» **Assignment**
Wherever a line of the data contains "Product", copy that line.

» **Data to process**
++++++++++

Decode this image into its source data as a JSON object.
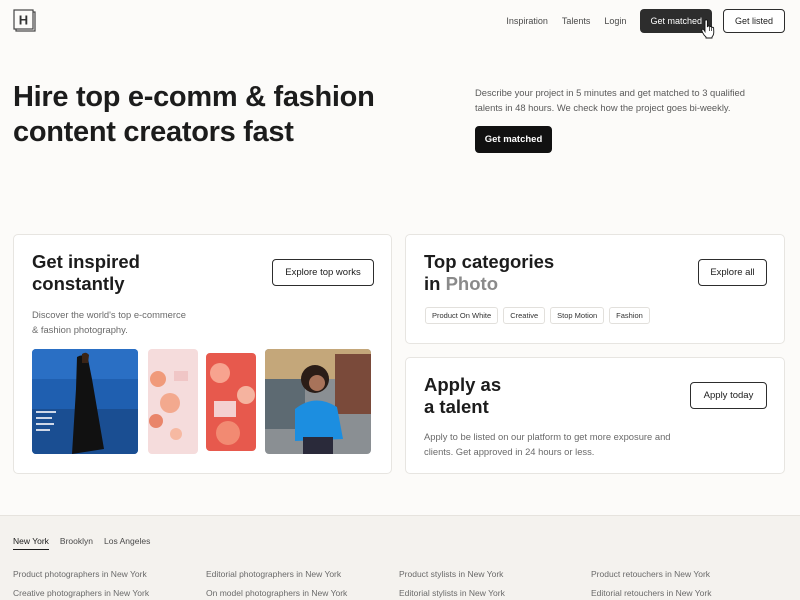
{
  "header": {
    "logo_letter": "H",
    "nav": [
      "Inspiration",
      "Talents",
      "Login"
    ],
    "primary_cta": "Get matched",
    "secondary_cta": "Get listed"
  },
  "hero": {
    "title_line1": "Hire top e-comm & fashion",
    "title_line2": "content creators fast",
    "description": "Describe your project in 5 minutes and get matched to 3 qualified talents in 48 hours. We check how the project goes bi-weekly.",
    "cta": "Get matched"
  },
  "inspired": {
    "title_line1": "Get inspired",
    "title_line2": "constantly",
    "button": "Explore top works",
    "description_line1": "Discover the world's top e-commerce",
    "description_line2": "& fashion photography."
  },
  "categories": {
    "title_line1": "Top categories",
    "title_prefix": "in",
    "title_highlight": "Photo",
    "button": "Explore all",
    "chips": [
      "Product On White",
      "Creative",
      "Stop Motion",
      "Fashion"
    ]
  },
  "apply": {
    "title_line1": "Apply as",
    "title_line2": "a talent",
    "button": "Apply today",
    "description": "Apply to be listed on our platform to get more exposure and clients. Get approved in 24 hours or less."
  },
  "footer": {
    "cities": [
      "New York",
      "Brooklyn",
      "Los Angeles"
    ],
    "active_city": "New York",
    "columns": [
      [
        "Product photographers in New York",
        "Creative photographers in New York"
      ],
      [
        "Editorial photographers in New York",
        "On model photographers in New York"
      ],
      [
        "Product stylists in New York",
        "Editorial stylists in New York"
      ],
      [
        "Product retouchers in New York",
        "Editorial retouchers in New York"
      ]
    ]
  },
  "colors": {
    "background": "#fcfbf9",
    "primary_button": "#2d2d2d",
    "text": "#1c1c1c",
    "footer_bg": "#f4f2ee"
  }
}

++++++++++

» **Solution for this task**
      "Product On White",
        "Product photographers in New York",
        "Product stylists in New York",
        "Product retouchers in New York",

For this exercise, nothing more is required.